Here's a very interesting variation on the common fixed-measure newspaper stick. As is typical, the stick accommodates a 13-pica line-length, and is rather deep - 14 picas. The overall length of the stick is just five inches.But there are two characteristics that differentiate this stick from the more common sticks of this type. First is that the metal at the end of the handle is curled up , with no sharp corners at all. I am guessing that this was so that the stick could be easily slipped into and out of the compositor's pocket without catching on the fabric. It also makes for a very comfortable feel to the stick as you hold it in your hand.
But the other unusual characteristic that may not be so obvious is the fact that the rail does not extend the full length of the stick, which is the case with the vast majority of sticks. Instead, both the end-piece and the cross-piece that serves the same function as the knee in adjustable sticks are riveted to the body, and the rail is only long enough to extend between these two cross-bars.

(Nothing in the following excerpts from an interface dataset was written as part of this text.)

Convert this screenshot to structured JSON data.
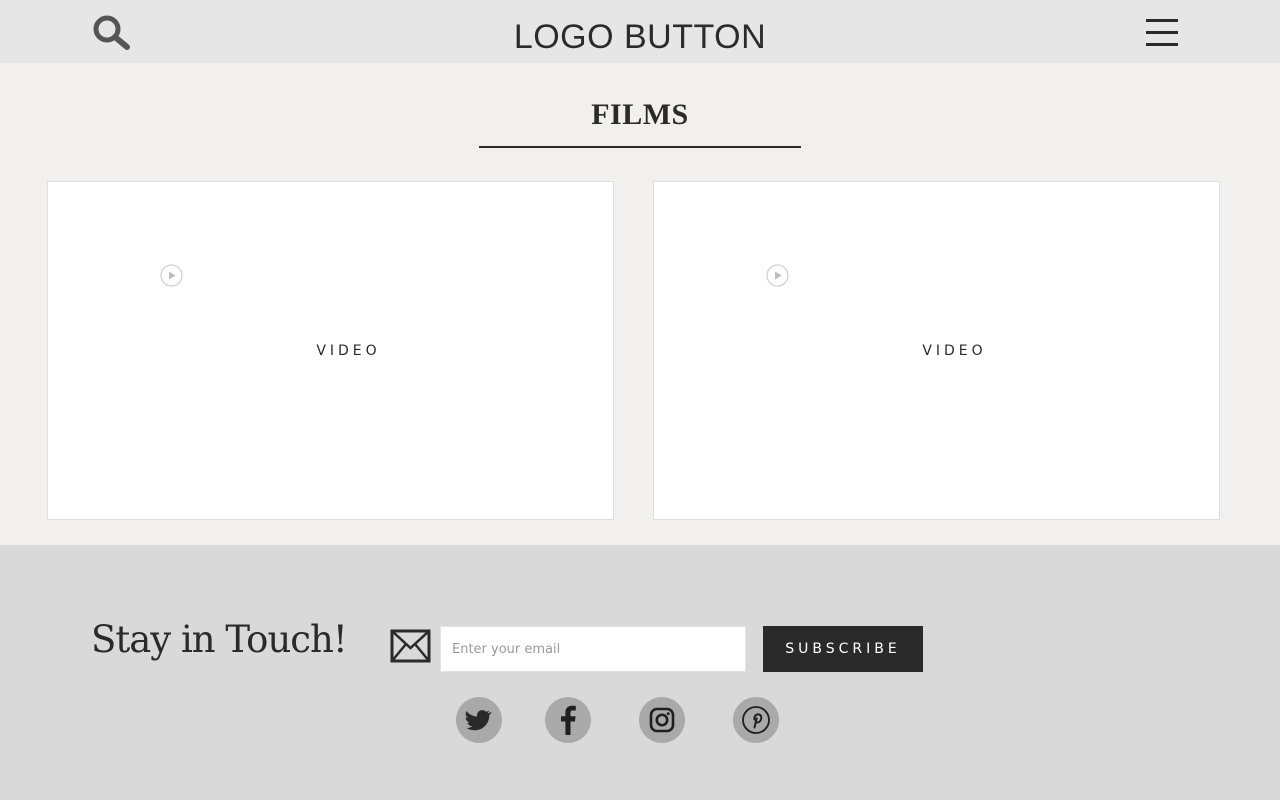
{
  "header": {
    "logo_text": "LOGO BUTTON",
    "search_icon": "search-icon",
    "menu_icon": "hamburger-menu-icon"
  },
  "films": {
    "title": "FILMS",
    "videos": [
      {
        "label": "VIDEO",
        "icon": "play-icon"
      },
      {
        "label": "VIDEO",
        "icon": "play-icon"
      }
    ]
  },
  "footer": {
    "heading": "Stay in Touch!",
    "mail_icon": "envelope-icon",
    "email_placeholder": "Enter your email",
    "email_value": "",
    "subscribe_label": "SUBSCRIBE",
    "social": [
      {
        "name": "twitter",
        "icon": "twitter-icon"
      },
      {
        "name": "facebook",
        "icon": "facebook-icon"
      },
      {
        "name": "instagram",
        "icon": "instagram-icon"
      },
      {
        "name": "pinterest",
        "icon": "pinterest-icon"
      }
    ]
  },
  "colors": {
    "header_bg": "#e7e6e7",
    "page_bg": "#f1f0ee",
    "footer_bg": "#d9d9d9",
    "accent_dark": "#2a2a2a",
    "social_circle": "#a9a9a9"
  }
}
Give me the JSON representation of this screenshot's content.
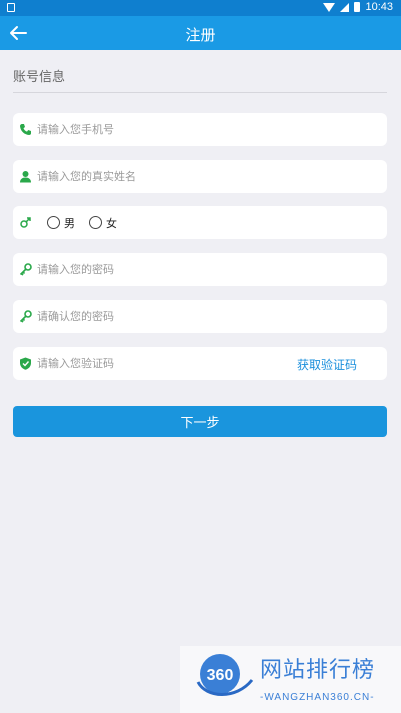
{
  "status_bar": {
    "time": "10:43"
  },
  "header": {
    "title": "注册"
  },
  "section": {
    "title": "账号信息"
  },
  "form": {
    "phone": {
      "placeholder": "请输入您手机号",
      "icon": "phone-icon"
    },
    "name": {
      "placeholder": "请输入您的真实姓名",
      "icon": "person-icon"
    },
    "gender": {
      "icon": "gender-icon",
      "options": [
        {
          "label": "男"
        },
        {
          "label": "女"
        }
      ]
    },
    "password": {
      "placeholder": "请输入您的密码",
      "icon": "key-icon"
    },
    "confirm": {
      "placeholder": "请确认您的密码",
      "icon": "key-icon"
    },
    "code": {
      "placeholder": "请输入您验证码",
      "icon": "shield-icon",
      "link": "获取验证码"
    }
  },
  "next_button": {
    "label": "下一步"
  },
  "watermark": {
    "logo": "360",
    "title": "网站排行榜",
    "subtitle": "-WANGZHAN360.CN-"
  },
  "colors": {
    "primary": "#1a9ae5",
    "status_bar": "#0f7fcf",
    "icon_green": "#2aa84a",
    "background": "#efeff4"
  }
}
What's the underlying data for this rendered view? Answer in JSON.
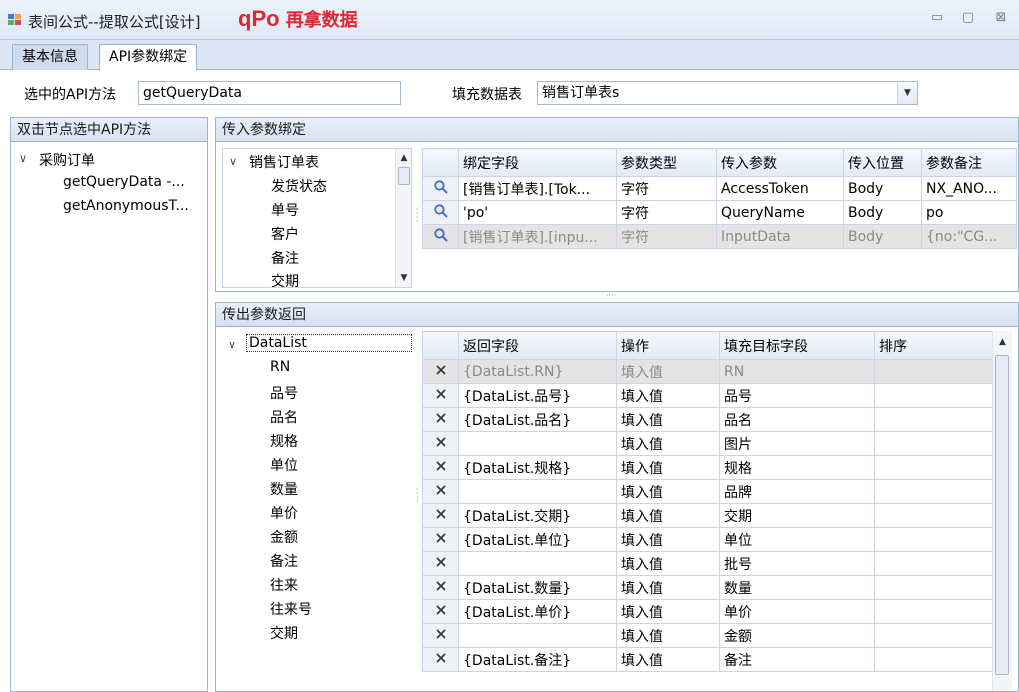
{
  "window": {
    "title": "表间公式--提取公式[设计]",
    "brand_latin": "qPo",
    "brand_cn": "再拿数据",
    "minimize": "▭",
    "maximize": "▢",
    "close": "⊠"
  },
  "tabs": [
    {
      "label": "基本信息"
    },
    {
      "label": "API参数绑定"
    }
  ],
  "toprow": {
    "api_label": "选中的API方法",
    "api_value": "getQueryData",
    "table_label": "填充数据表",
    "table_value": "销售订单表s"
  },
  "left_panel": {
    "header": "双击节点选中API方法",
    "root": "采购订单",
    "children": [
      "getQueryData -...",
      "getAnonymousT..."
    ]
  },
  "input_panel": {
    "header": "传入参数绑定",
    "tree_root": "销售订单表",
    "tree_items": [
      "发货状态",
      "单号",
      "客户",
      "备注",
      "交期"
    ],
    "columns": [
      "绑定字段",
      "参数类型",
      "传入参数",
      "传入位置",
      "参数备注"
    ],
    "rows": [
      {
        "field": "[销售订单表].[Tok...",
        "type": "字符",
        "param": "AccessToken",
        "pos": "Body",
        "note": "NX_ANO...",
        "dim": false
      },
      {
        "field": "'po'",
        "type": "字符",
        "param": "QueryName",
        "pos": "Body",
        "note": "po",
        "dim": false
      },
      {
        "field": "[销售订单表].[inpu...",
        "type": "字符",
        "param": "InputData",
        "pos": "Body",
        "note": "{no:\"CG...",
        "dim": true
      }
    ]
  },
  "output_panel": {
    "header": "传出参数返回",
    "tree_root": "DataList",
    "tree_items": [
      "RN",
      "品号",
      "品名",
      "规格",
      "单位",
      "数量",
      "单价",
      "金额",
      "备注",
      "往来",
      "往来号",
      "交期"
    ],
    "columns": [
      "返回字段",
      "操作",
      "填充目标字段",
      "排序"
    ],
    "rows": [
      {
        "ret": "{DataList.RN}",
        "op": "填入值",
        "target": "RN",
        "dim": true
      },
      {
        "ret": "{DataList.品号}",
        "op": "填入值",
        "target": "品号",
        "dim": false
      },
      {
        "ret": "{DataList.品名}",
        "op": "填入值",
        "target": "品名",
        "dim": false
      },
      {
        "ret": "",
        "op": "填入值",
        "target": "图片",
        "dim": false
      },
      {
        "ret": "{DataList.规格}",
        "op": "填入值",
        "target": "规格",
        "dim": false
      },
      {
        "ret": "",
        "op": "填入值",
        "target": "品牌",
        "dim": false
      },
      {
        "ret": "{DataList.交期}",
        "op": "填入值",
        "target": "交期",
        "dim": false
      },
      {
        "ret": "{DataList.单位}",
        "op": "填入值",
        "target": "单位",
        "dim": false
      },
      {
        "ret": "",
        "op": "填入值",
        "target": "批号",
        "dim": false
      },
      {
        "ret": "{DataList.数量}",
        "op": "填入值",
        "target": "数量",
        "dim": false
      },
      {
        "ret": "{DataList.单价}",
        "op": "填入值",
        "target": "单价",
        "dim": false
      },
      {
        "ret": "",
        "op": "填入值",
        "target": "金额",
        "dim": false
      },
      {
        "ret": "{DataList.备注}",
        "op": "填入值",
        "target": "备注",
        "dim": false
      }
    ]
  },
  "icons": {
    "search": "search-icon",
    "delete": "delete-x-icon"
  },
  "colors": {
    "brand": "#e0262f",
    "header_bg": "#dbe5f3",
    "border": "#9fb3cf"
  }
}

There are no manufacturer's marks on the stick. I am assuming that this stick dates back well into the 19th Century, as do many fixed-measure newspaper sticks, whose purpose was largely made obsolete when newspapers adopted the use of the Linotype machine - after that time, these sticks would only have been used to set column headlines.
This is a sweet little stick.